* WHAT IS REQUIRED *
Lines of the data that contain the word "host" are the ones to copy.

* EXERCISE INPUTS *

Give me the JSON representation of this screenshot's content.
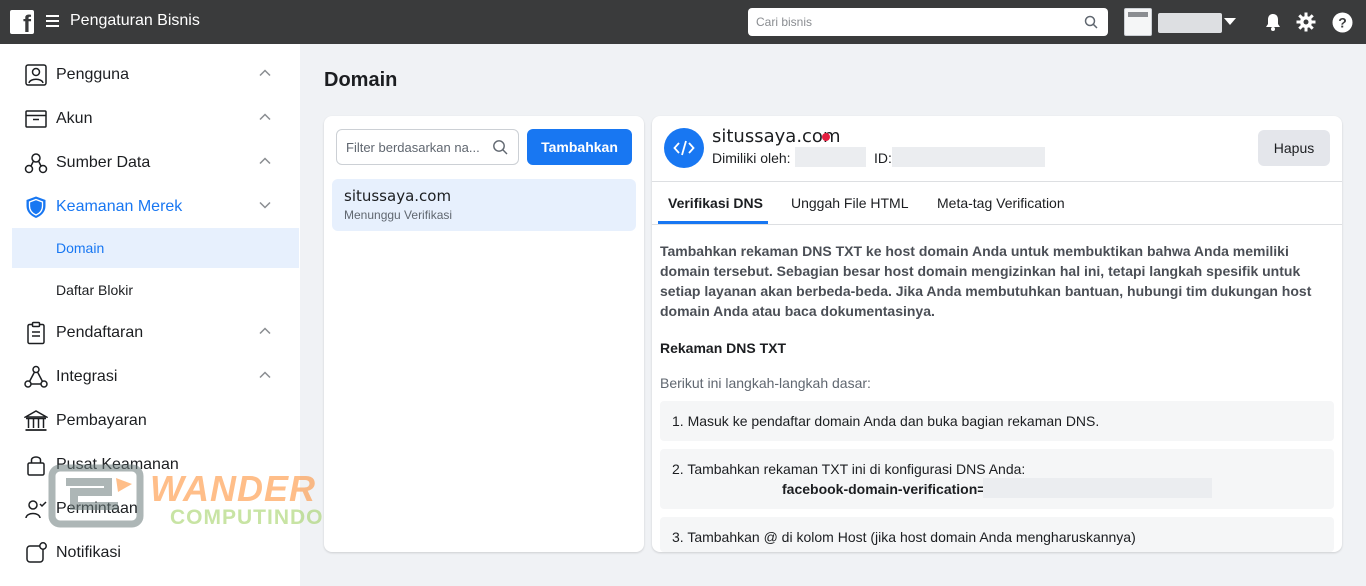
{
  "topbar": {
    "logo_icon": "facebook-icon",
    "menu_icon": "hamburger-icon",
    "title": "Pengaturan Bisnis",
    "search_placeholder": "Cari bisnis",
    "icons": [
      "bell-icon",
      "gear-icon",
      "help-icon"
    ]
  },
  "sidebar": {
    "items": [
      {
        "label": "Pengguna",
        "icon": "user-icon"
      },
      {
        "label": "Akun",
        "icon": "account-box-icon"
      },
      {
        "label": "Sumber Data",
        "icon": "data-source-icon"
      },
      {
        "label": "Keamanan Merek",
        "icon": "shield-icon"
      },
      {
        "label": "Pendaftaran",
        "icon": "clipboard-icon"
      },
      {
        "label": "Integrasi",
        "icon": "integration-icon"
      },
      {
        "label": "Pembayaran",
        "icon": "bank-icon"
      },
      {
        "label": "Pusat Keamanan",
        "icon": "lock-icon"
      },
      {
        "label": "Permintaan",
        "icon": "user-check-icon"
      },
      {
        "label": "Notifikasi",
        "icon": "notification-icon"
      }
    ],
    "subitems": [
      {
        "label": "Domain"
      },
      {
        "label": "Daftar Blokir"
      }
    ]
  },
  "page": {
    "title": "Domain"
  },
  "domain_list": {
    "filter_placeholder": "Filter berdasarkan na...",
    "add_label": "Tambahkan",
    "items": [
      {
        "name": "situssaya.com",
        "status": "Menunggu Verifikasi"
      }
    ]
  },
  "detail": {
    "domain": "situssaya.com",
    "owned_by_label": "Dimiliki oleh:",
    "id_label": "ID:",
    "delete_label": "Hapus",
    "tabs": [
      "Verifikasi DNS",
      "Unggah File HTML",
      "Meta-tag Verification"
    ],
    "description": "Tambahkan rekaman DNS TXT ke host domain Anda untuk membuktikan bahwa Anda memiliki domain tersebut. Sebagian besar host domain mengizinkan hal ini, tetapi langkah spesifik untuk setiap layanan akan berbeda-beda. Jika Anda membutuhkan bantuan, hubungi tim dukungan host domain Anda atau baca dokumentasinya.",
    "section_title": "Rekaman DNS TXT",
    "basic_steps_label": "Berikut ini langkah-langkah dasar:",
    "steps": [
      "1. Masuk ke pendaftar domain Anda dan buka bagian rekaman DNS.",
      "2. Tambahkan rekaman TXT ini di konfigurasi DNS Anda:",
      "3. Tambahkan @ di kolom Host (jika host domain Anda mengharuskannya)"
    ],
    "txt_record_prefix": "facebook-domain-verification=("
  },
  "watermark": {
    "line1": "WANDER",
    "line2": "COMPUTINDO"
  },
  "colors": {
    "accent": "#1877f2",
    "topbar": "#3a3b3c",
    "status_dot": "#e41e3f"
  }
}
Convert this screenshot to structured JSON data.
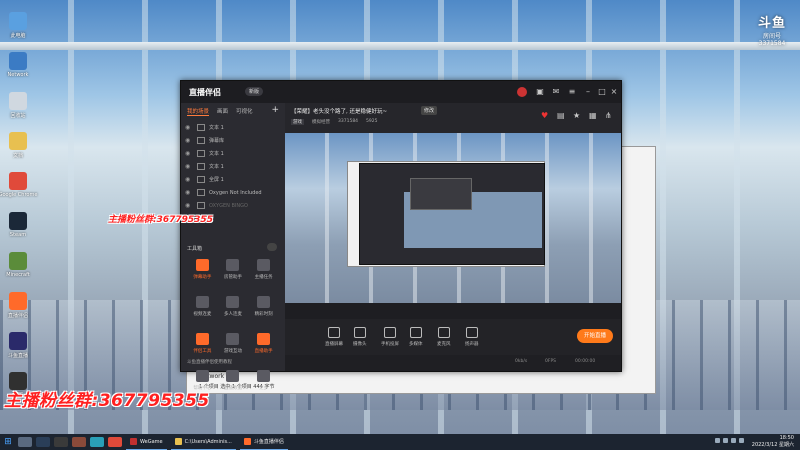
{
  "desktop": {
    "icons": [
      {
        "label": "此电脑",
        "color": "#5aa0e0"
      },
      {
        "label": "Network",
        "color": "#3b7bc4"
      },
      {
        "label": "回收站",
        "color": "#d0d8e0"
      },
      {
        "label": "文档",
        "color": "#e8c050"
      },
      {
        "label": "Google Chrome",
        "color": "#e04a3a"
      },
      {
        "label": "Steam",
        "color": "#1b2838"
      },
      {
        "label": "Minecraft",
        "color": "#5b8c3a"
      },
      {
        "label": "直播伴侣",
        "color": "#ff6a2a"
      },
      {
        "label": "斗鱼直播",
        "color": "#2a2a6a"
      },
      {
        "label": "OBS",
        "color": "#303030"
      }
    ],
    "watermark": {
      "logo": "斗鱼",
      "text": "房间号",
      "room": "3371584"
    },
    "fan_group_big": "主播粉丝群:367795355",
    "fan_group_small": "主播粉丝群:367795355"
  },
  "background_window": {
    "network_label": "Network",
    "network_sub": "1 个项目    选中 1 个项目   444 字节"
  },
  "app": {
    "logo": "直播伴侣",
    "version": "新版",
    "tabs": [
      "我的场景",
      "画面",
      "可视化"
    ],
    "sources": [
      {
        "label": "文本 1",
        "dim": false
      },
      {
        "label": "弹幕库",
        "dim": false
      },
      {
        "label": "文本 1",
        "dim": false
      },
      {
        "label": "文本 1",
        "dim": false
      },
      {
        "label": "全屏 1",
        "dim": false
      },
      {
        "label": "Oxygen Not Included",
        "dim": false
      },
      {
        "label": "OXYGEN BINGO",
        "dim": true
      }
    ],
    "tools_header": "工具箱",
    "tools": [
      {
        "label": "弹幕助手",
        "orange": true
      },
      {
        "label": "房管助手",
        "orange": false
      },
      {
        "label": "主播任务",
        "orange": false
      },
      {
        "label": "视频连麦",
        "orange": false
      },
      {
        "label": "多人连麦",
        "orange": false
      },
      {
        "label": "精彩时刻",
        "orange": false
      },
      {
        "label": "伴侣工具",
        "orange": true
      },
      {
        "label": "游戏互动",
        "orange": false
      },
      {
        "label": "直播助手",
        "orange": true
      },
      {
        "label": "帮助中心",
        "orange": false
      },
      {
        "label": "直播数据",
        "orange": false
      },
      {
        "label": "更多",
        "orange": false
      }
    ],
    "sidebar_footer": "斗鱼直播伴侣使用教程",
    "room_title": "【荣耀】老头没个路了, 还是稳健好玩~",
    "edit_label": "修改",
    "room_meta": {
      "category": "游戏",
      "area": "模拟经营",
      "room_id": "3371584",
      "viewers": "5925"
    },
    "controls": [
      "直播屏幕",
      "摄像头",
      "手机投屏",
      "多媒体",
      "麦克风",
      "扬声器"
    ],
    "start_live": "开始直播",
    "status": {
      "bitrate": "0kb/s",
      "fps": "0FPS",
      "time": "00:00:00"
    }
  },
  "taskbar": {
    "tasks": [
      {
        "label": "WeGame",
        "color": "#c03030"
      },
      {
        "label": "C:\\Users\\Adminis...",
        "color": "#e8c050"
      },
      {
        "label": "斗鱼直播伴侣",
        "color": "#ff6a2a"
      }
    ],
    "time": "18:50",
    "date": "2022/3/12 星期六"
  }
}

* OUTPUT FOR THIS EXERCISE *
    "description": "Tambahkan rekaman DNS TXT ke host domain Anda untuk membuktikan bahwa Anda memiliki domain tersebut. Sebagian besar host domain mengizinkan hal ini, tetapi langkah spesifik untuk setiap layanan akan berbeda-beda. Jika Anda membutuhkan bantuan, hubungi tim dukungan host domain Anda atau baca dokumentasinya.",
      "3. Tambahkan @ di kolom Host (jika host domain Anda mengharuskannya)"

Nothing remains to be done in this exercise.